Task instructions:
Counting only lines that contain the string "true", how many are there in the data? Say the number alone.

**** Material for this task

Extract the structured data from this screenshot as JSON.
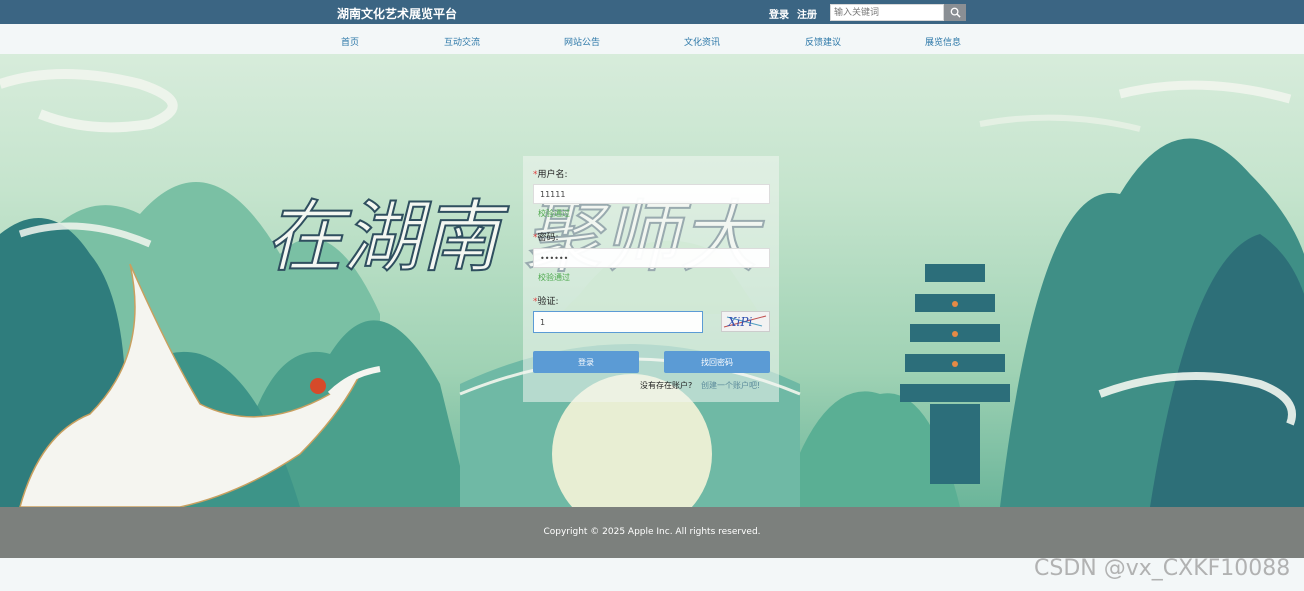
{
  "header": {
    "site_title": "湖南文化艺术展览平台",
    "login_link": "登录",
    "register_link": "注册",
    "search_placeholder": "输入关键词"
  },
  "nav": {
    "items": [
      {
        "label": "首页"
      },
      {
        "label": "互动交流"
      },
      {
        "label": "网站公告"
      },
      {
        "label": "文化资讯"
      },
      {
        "label": "反馈建议"
      },
      {
        "label": "展览信息"
      }
    ]
  },
  "hero": {
    "banner_text": "在湖南 聚师大"
  },
  "login_form": {
    "username_label": "用户名:",
    "username_value": "11111",
    "username_valid": "校验通过",
    "password_label": "密码:",
    "password_value": "123456",
    "password_valid": "校验通过",
    "captcha_label": "验证:",
    "captcha_value": "1",
    "captcha_text": "XiPi",
    "required_mark": "*",
    "login_button": "登录",
    "recover_button": "找回密码",
    "no_account_text": "没有存在账户?",
    "create_account_link": "创建一个账户吧!"
  },
  "footer": {
    "copyright": "Copyright © 2025 Apple Inc. All rights reserved."
  },
  "watermark": "CSDN @vx_CXKF10088",
  "colors": {
    "topbar": "#3b6583",
    "nav_text": "#2d78a8",
    "button": "#5b9bd5",
    "valid": "#4ca84c",
    "footer": "#7c807d"
  }
}
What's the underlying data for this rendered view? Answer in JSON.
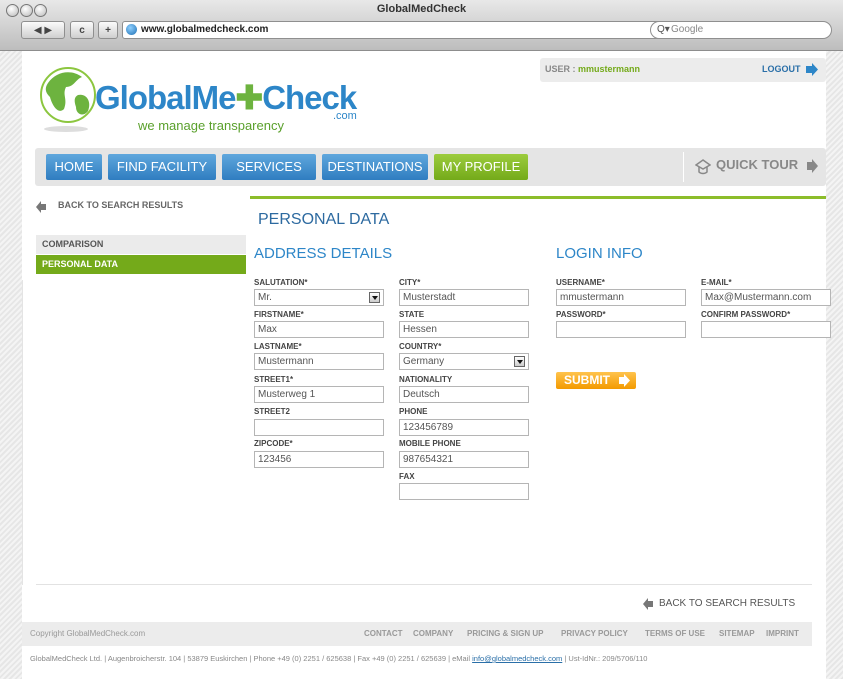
{
  "window": {
    "title": "GlobalMedCheck"
  },
  "browser": {
    "url": "www.globalmedcheck.com",
    "search_placeholder": "Google",
    "back_forward": "◀ ▶",
    "reload": "c",
    "add": "+"
  },
  "header": {
    "user_label": "USER :",
    "username": "mmustermann",
    "logout": "LOGOUT",
    "logo_main_1": "GlobalMe",
    "logo_main_2": "Check",
    "logo_com": ".com",
    "tagline": "we manage transparency"
  },
  "nav": {
    "items": [
      {
        "label": "HOME"
      },
      {
        "label": "FIND FACILITY"
      },
      {
        "label": "SERVICES"
      },
      {
        "label": "DESTINATIONS"
      },
      {
        "label": "MY PROFILE"
      }
    ],
    "quick_tour": "QUICK TOUR"
  },
  "sidebar": {
    "back_label": "BACK TO SEARCH RESULTS",
    "items": [
      {
        "label": "COMPARISON"
      },
      {
        "label": "PERSONAL DATA"
      }
    ]
  },
  "main": {
    "title": "PERSONAL DATA",
    "address_title": "ADDRESS DETAILS",
    "login_title": "LOGIN INFO",
    "fields": {
      "salutation": {
        "label": "SALUTATION*",
        "value": "Mr."
      },
      "firstname": {
        "label": "FIRSTNAME*",
        "value": "Max"
      },
      "lastname": {
        "label": "LASTNAME*",
        "value": "Mustermann"
      },
      "street1": {
        "label": "STREET1*",
        "value": "Musterweg 1"
      },
      "street2": {
        "label": "STREET2",
        "value": ""
      },
      "zipcode": {
        "label": "ZIPCODE*",
        "value": "123456"
      },
      "city": {
        "label": "CITY*",
        "value": "Musterstadt"
      },
      "state": {
        "label": "STATE",
        "value": "Hessen"
      },
      "country": {
        "label": "COUNTRY*",
        "value": "Germany"
      },
      "nationality": {
        "label": "NATIONALITY",
        "value": "Deutsch"
      },
      "phone": {
        "label": "PHONE",
        "value": "123456789"
      },
      "mobile": {
        "label": "MOBILE PHONE",
        "value": "987654321"
      },
      "fax": {
        "label": "FAX",
        "value": ""
      },
      "username": {
        "label": "USERNAME*",
        "value": "mmustermann"
      },
      "password": {
        "label": "PASSWORD*",
        "value": ""
      },
      "email": {
        "label": "E-MAIL*",
        "value": "Max@Mustermann.com"
      },
      "confirm_password": {
        "label": "CONFIRM PASSWORD*",
        "value": ""
      }
    },
    "submit": "SUBMIT",
    "back_bottom": "BACK TO SEARCH RESULTS"
  },
  "footer": {
    "copyright": "Copyright GlobalMedCheck.com",
    "links": [
      {
        "label": "CONTACT"
      },
      {
        "label": "COMPANY"
      },
      {
        "label": "PRICING & SIGN UP"
      },
      {
        "label": "PRIVACY POLICY"
      },
      {
        "label": "TERMS OF USE"
      },
      {
        "label": "SITEMAP"
      },
      {
        "label": "IMPRINT"
      }
    ],
    "address_pre": "GlobalMedCheck Ltd. | Augenbroicherstr. 104 | 53879 Euskirchen | Phone +49 (0) 2251 / 625638 | Fax +49 (0) 2251 / 625639 | eMail ",
    "email": "info@globalmedcheck.com",
    "address_post": " | Ust-IdNr.: 209/5706/110"
  },
  "colors": {
    "brand_blue": "#2d86c8",
    "brand_green": "#74aa1a",
    "submit_orange": "#f39a00"
  },
  "icons": [
    "globe-logo-icon",
    "logout-arrow-icon",
    "quick-tour-hat-icon",
    "back-arrow-icon",
    "submit-arrow-icon",
    "select-arrow-icon"
  ]
}
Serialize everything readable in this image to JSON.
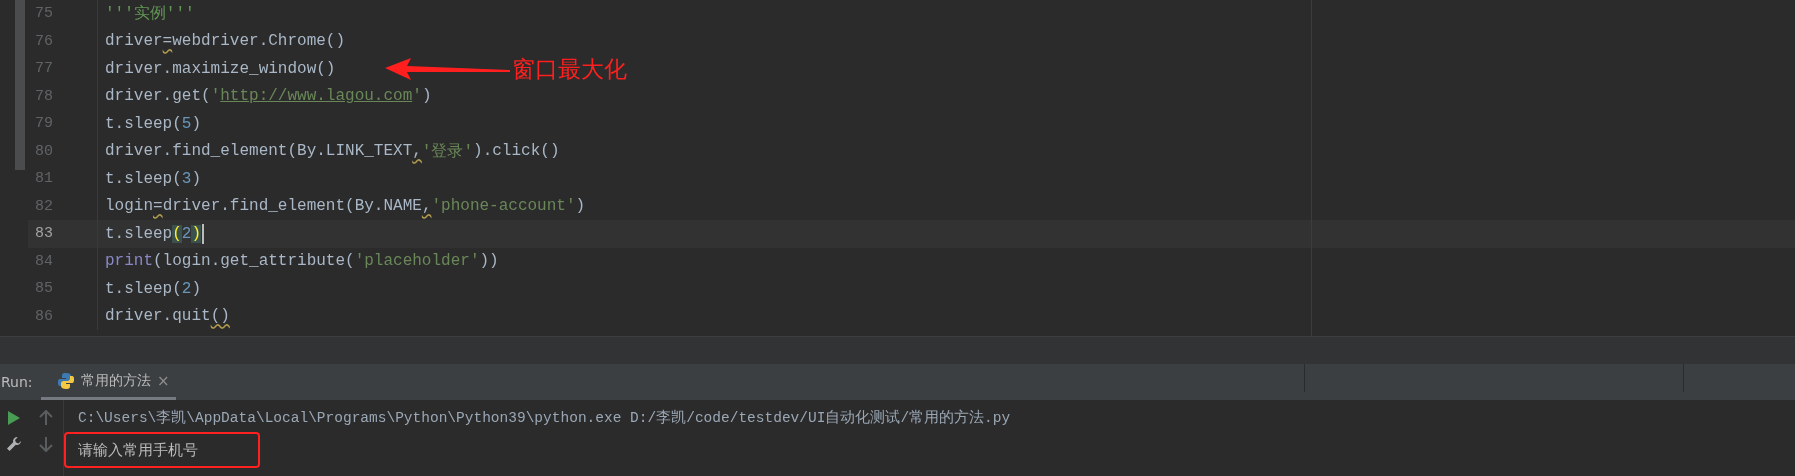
{
  "editor": {
    "lines": [
      {
        "number": "75",
        "current": false,
        "tokens": [
          {
            "kind": "docstring",
            "text": "'''实例'''"
          }
        ]
      },
      {
        "number": "76",
        "current": false,
        "tokens": [
          {
            "kind": "text",
            "text": "driver"
          },
          {
            "kind": "warning",
            "text": "="
          },
          {
            "kind": "text",
            "text": "webdriver.Chrome()"
          }
        ]
      },
      {
        "number": "77",
        "current": false,
        "tokens": [
          {
            "kind": "text",
            "text": "driver.maximize_window()"
          }
        ]
      },
      {
        "number": "78",
        "current": false,
        "tokens": [
          {
            "kind": "text",
            "text": "driver.get("
          },
          {
            "kind": "string",
            "text": "'"
          },
          {
            "kind": "url",
            "text": "http://www.lagou.com"
          },
          {
            "kind": "string",
            "text": "'"
          },
          {
            "kind": "text",
            "text": ")"
          }
        ]
      },
      {
        "number": "79",
        "current": false,
        "tokens": [
          {
            "kind": "text",
            "text": "t.sleep("
          },
          {
            "kind": "number",
            "text": "5"
          },
          {
            "kind": "text",
            "text": ")"
          }
        ]
      },
      {
        "number": "80",
        "current": false,
        "tokens": [
          {
            "kind": "text",
            "text": "driver.find_element(By.LINK_TEXT"
          },
          {
            "kind": "warning",
            "text": ","
          },
          {
            "kind": "string",
            "text": "'登录'"
          },
          {
            "kind": "text",
            "text": ").click()"
          }
        ]
      },
      {
        "number": "81",
        "current": false,
        "tokens": [
          {
            "kind": "text",
            "text": "t.sleep("
          },
          {
            "kind": "number",
            "text": "3"
          },
          {
            "kind": "text",
            "text": ")"
          }
        ]
      },
      {
        "number": "82",
        "current": false,
        "tokens": [
          {
            "kind": "text",
            "text": "login"
          },
          {
            "kind": "warning",
            "text": "="
          },
          {
            "kind": "text",
            "text": "driver.find_element(By.NAME"
          },
          {
            "kind": "warning",
            "text": ","
          },
          {
            "kind": "string",
            "text": "'phone-account'"
          },
          {
            "kind": "text",
            "text": ")"
          }
        ]
      },
      {
        "number": "83",
        "current": true,
        "tokens": [
          {
            "kind": "text",
            "text": "t.sleep"
          },
          {
            "kind": "brace",
            "text": "("
          },
          {
            "kind": "number",
            "text": "2"
          },
          {
            "kind": "brace",
            "text": ")"
          }
        ]
      },
      {
        "number": "84",
        "current": false,
        "tokens": [
          {
            "kind": "builtin",
            "text": "print"
          },
          {
            "kind": "text",
            "text": "(login.get_attribute("
          },
          {
            "kind": "string",
            "text": "'placeholder'"
          },
          {
            "kind": "text",
            "text": "))"
          }
        ]
      },
      {
        "number": "85",
        "current": false,
        "tokens": [
          {
            "kind": "text",
            "text": "t.sleep("
          },
          {
            "kind": "number",
            "text": "2"
          },
          {
            "kind": "text",
            "text": ")"
          }
        ]
      },
      {
        "number": "86",
        "current": false,
        "tokens": [
          {
            "kind": "text",
            "text": "driver.quit"
          },
          {
            "kind": "warning",
            "text": "()"
          }
        ]
      }
    ]
  },
  "annotation": {
    "text": "窗口最大化"
  },
  "run_panel": {
    "label": "Run:",
    "tabs": [
      {
        "label": "常用的方法",
        "close": "×",
        "selected": true
      }
    ],
    "output": [
      {
        "kind": "command",
        "text": "C:\\Users\\李凯\\AppData\\Local\\Programs\\Python\\Python39\\python.exe D:/李凯/code/testdev/UI自动化测试/常用的方法.py",
        "highlighted": false
      },
      {
        "kind": "output",
        "text": "请输入常用手机号",
        "highlighted": true
      }
    ]
  }
}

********

Reply:
3